Healthy Teeth & Gums with Coconut Oil Pulling

by | Aug 26, 2015 | Oral Hygiene

coconut oilWith all the ongoing interest in oil pulling, our patients often ask us about the practice – most specifically, if it can really help improve their oral health. The short answer is yes, especially when it comes to reversing gum disease.

For millennia, oil pulling has been recommended by the traditional Hindu medical practice known as Ayurveda. Historically, sesame was the oil of choice, but recent science suggests that coconut may be even more effective.

Just this past May, a pilot study in the Nigerian Medical Journal found that not only did pulling with coconut oil help reduce plaque and gingivitis, the improvements began within the first week and continued throughout the month-long study period. Earlier research has similarly found that coconut oil pulling may reduce gingival bleeding, pain and inflammation.

What makes coconut oil so special? For one, research has shown that virgin coconut oil has anti-inflammatory, pain-killing and fever-reducing qualities. It has proven antimicrobial qualities, as well. One study, for instance, showed that it inhibits both the bacterium S. mutans and the yeast C. albicans, which other research has suggested may team up together to make stronger biofilms (plaque). A 2014 literature review listed additional microbes the oil appears to be particularly effective against.

Recently, results from many studies revealed that the monolaurin, the monoglycerides of lauric acid from coconut oil had antimicrobial activity against various Gram-positive and Gram-negative organisms, including Escherichia vulneris, Enterobcater spp., Helicobacter pylori, Staphylococcus aureus, Candida spp., including Candida albicans, Candida glabrata, Candida tropicali, Candida parapsilosis, Candida stellatoidea and Candida krusei, as well as enveloped viruses. Though the exact antibacterial mechanism of the action of coconut oil is still unclear, it was hypothesized that monolaurin and other medium chain monoglycerides had the capacity to alter bacterial cell walls, penetrate and disrupt cell membranes, inhibit enzymes involved in energy production and nutrient transfer, leading to the death of the bacteria.

Perhaps best of all, as Dr. Rehme has noted before, pulling with coconut oil is inexpensive and completely harmless.

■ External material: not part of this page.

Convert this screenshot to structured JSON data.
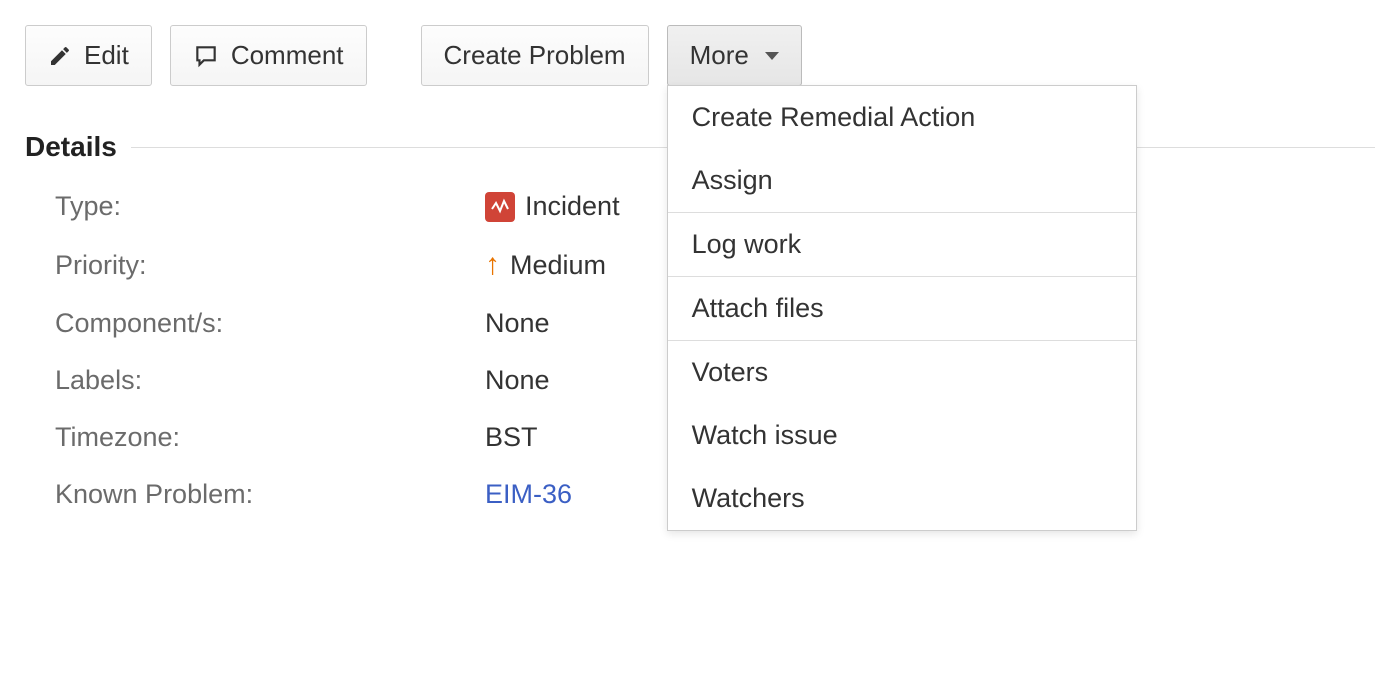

The cost is the price of a daily spoonful of vegetable oil and 15 minutes per day for two months. That’s all it takes. It may sound too good to be true but quite honestly you have nothing to lose and everything to gain by trying it.

So how do you start oil pulling today?

  1. Pick a quality coconut oil. Not all coconut oils are created equal. And there’s an additional benefit to stocking up when you find a good one: there are so many other fantastic uses for it!
  2. Before eating or brushing your teeth in the morning, place 1-2 teaspoons of coconut oil in your mouth. The melting temperature for coconut oil is 76° F, so depending on the temperature of your home, it may still be in a solid form. If this is the case, it will melt quickly in your mouth.
  3. Swish for 15-20 minutes. It may be difficult, at first, to keep the oil in your mouth for that long, but you can work your way up to that.
  4. Spit the oil into the trash, not down the drain. Otherwise, the oil will re-solidify and clog it.
  5. Rinse your mouth with warm water and follow your usual brushing and interdental cleaning routine.

Note: If you are pregnant, breastfeeding, have crowns (caps) on your teeth or wear braces, consult your dentist before starting oil pulling.

Image by Meal Makeover Moms

Print Friendly, PDF & Email

Comments Policy & Disclaimer

We welcome your comments and review all comments before letting them post. Any comments that include profanity, personal attacks, unfounded allegations or appear to be spam will not be approved. This is a moderated forum.

We regret that we cannot comment or offer advice on specific, personal dental health situations on this blog. Just give us a call at our office instead: (314) 997-2550. We’d be glad to speak with you.

This blog is for educational purposes only. It is not intended as a substitute for individual health, fitness or medical advice.



Skip to content